By Caitlin Switzer
MONTROSE—(September 3, 2013) By the time speaker Alison Felix stepped in front of the crowd at Heidi’s Brooklyn Deli (1521 Oxbow Dr.) on Aug. 22, the gathering was standing room only. Felix, who was invited to the Montrose Forum by Certified Financial Planner Adam Miller of ElderAdo Financial, is assistant vice president and Denver branch executive of the Federal Reserve Bank and serves as the Fed’s regional economist for Colorado, Wyoming and Northern New Mexico. Her current research focuses on local tax incentives and the incidence of state and national corporate taxes.
After noting that most of the United States economy is currently in recovery from the recession that hit the nation so hard in 2008, Felix also stated that for the past ten years, job gains in Colorado have outpaced those in the nation as a whole.
“Colorado took a sharp hit to employment,” Felix said, “but things have picked up, particularly over the past year. The U.S. added 162,000 jobs in July, and we have averaged 200,000 per month for the past six months.”
While most of the nation’s industries are expanding, Felix pointed out highlights such as the ten percent growth experienced by Colorado’s construction sector over the past year (though the industry overall is still down by 20 percent since the start of the Downturn), increased consumer spending in the leisure and hospitality sectors—stronger in Colorado than in the nation as a whole–and a solid professional and business services sector.
A loss of jobs in the Federal Government sector continues to be a weakness, with employment down by 3.5 percent, while a sluggish energy economy continues to drag its feet. Manufacturing and the financial services industries, though down slightly, are stable, Felix said.
“Colorado’s path has been very similar to the United States overall,” Felix said. “The construction decline actually started before the recession hit. Residential construction is 50 percent below peak levels, but gains have been fairly strong; it is up 52 percent from 2012.”
Permits in Colorado are up 32 percent, though most counties lag behind peak levels and no sharp rebound has occurred.
“The housing bust was a catalyst for the recession,” Felix said, “but home prices in Colorado have risen by an average of 12 percent over the past year. All other construction activity has been mixed across the U.S., with many places still struggling…there has not been a lot of growth in public projects, but Denver’s light tail has driven the economy forward, and has been a big part of spending growth.”

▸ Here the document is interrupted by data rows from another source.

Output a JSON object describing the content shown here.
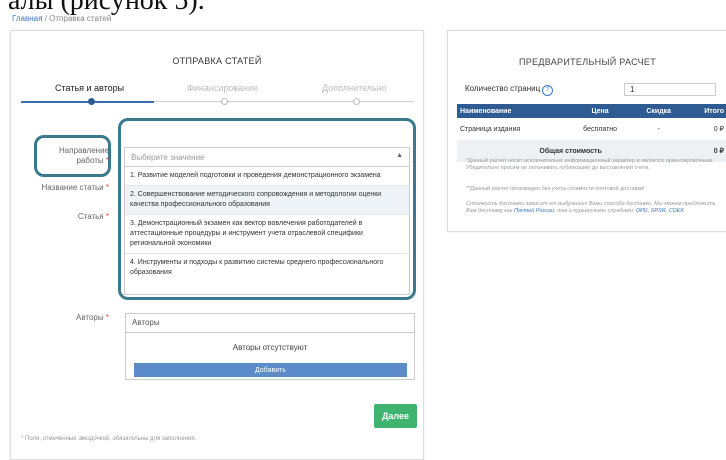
{
  "doc_header": "алы (рисунок 5).",
  "breadcrumb": {
    "home": "Главная",
    "sep": "/",
    "current": "Отправка статей"
  },
  "form": {
    "title": "ОТПРАВКА СТАТЕЙ",
    "steps": [
      {
        "label": "Статья и авторы",
        "state": "active"
      },
      {
        "label": "Финансирование",
        "state": "inactive"
      },
      {
        "label": "Дополнительно",
        "state": "inactive"
      }
    ],
    "direction_label_line1": "Направление",
    "direction_label_line2": "работы",
    "article_name_label": "Название статьи",
    "article_label": "Статья",
    "required_mark": "*",
    "select": {
      "placeholder": "Выберите значение",
      "caret": "▲",
      "options": [
        "1. Развитие моделей подготовки и проведения демонстрационного экзамена",
        "2. Совершенствование методического сопровождения и методологии оценки качества профессионального образования",
        "3. Демонстрационный экзамен как вектор вовлечения работодателей в аттестационные процедуры и инструмент учета отраслевой специфики региональной экономики",
        "4. Инструменты и подходы к развитию системы среднего профессионального образования"
      ]
    },
    "authors_label": "Авторы",
    "authors_box": {
      "header": "Авторы",
      "empty": "Авторы отсутствуют",
      "add_button": "Добавить"
    },
    "next_button": "Далее",
    "footnote": "* Поля, отмеченные звездочкой, обязательны для заполнения."
  },
  "estimate": {
    "title": "ПРЕДВАРИТЕЛЬНЫЙ РАСЧЕТ",
    "pages_label": "Количество страниц",
    "help_icon": "?",
    "pages_value": "1",
    "table": {
      "headers": [
        "Наименование",
        "Цена",
        "Скидка",
        "Итого"
      ],
      "row": [
        "Страница издания",
        "бесплатно",
        "-",
        "0 ₽"
      ],
      "total_label": "Общая стоимость",
      "total_value": "0 ₽"
    },
    "note1": "*Данный расчет носит исключительно информационный характер и является ориентировочным. Убедительно просим не оплачивать публикацию до выставления счета.",
    "note2": "**Данный расчет произведен без учета стоимости почтовой доставки!",
    "note3_prefix": "Стоимость доставки зависит от выбранных Вами способа доставки. Мы можем предложить Вам доставку как",
    "note3_post": "Почтой России",
    "note3_mid": ", так и курьерскими службами:",
    "note3_couriers": "DPD, SPSR, CDEK"
  },
  "colors": {
    "accent": "#2f5b93",
    "highlight": "#3b7a8c",
    "success": "#3eb46e",
    "required": "#e04a4a"
  }
}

Energy sectors have seen a sharp spike overall in both Colorado and the nation, with prices soaring and drilling activity occurring throughout the state, despite a slight oversupply of natural gas, Felix said. Mining accounts for four percent of Gross Domestic Product, and continues to be a growing sector of Colorado’s economy.
Though manufacturing has been in recovery for the past three years, the sector has dipped over the past seven or eight months, she said.
As the state and nation move forward, manufacturers expect to see profits increase over the next six months, and to hire more workers and spend more money on capital expenditures. While Europe appears to be out recession, Asia is still slow, Felix noted.
“In the U.S. and Colorado both, we expect to see a continued recovery, but at a moderate pace,” Felix said. “We saw the initial recovery in the government sectors, and now construction an dservices are spurring the recovery.
“We are a little stronger than we were in 2011, so the drop in federal government contracts will have less impact.”
Among those who turned out for Felix’s cautiously optimist presentation was Dee Laird of Montrose.
“I think she is perhaps a little optimistic,” was Laird’s comment following the forum presentation. “It’s not as good as she thinks.”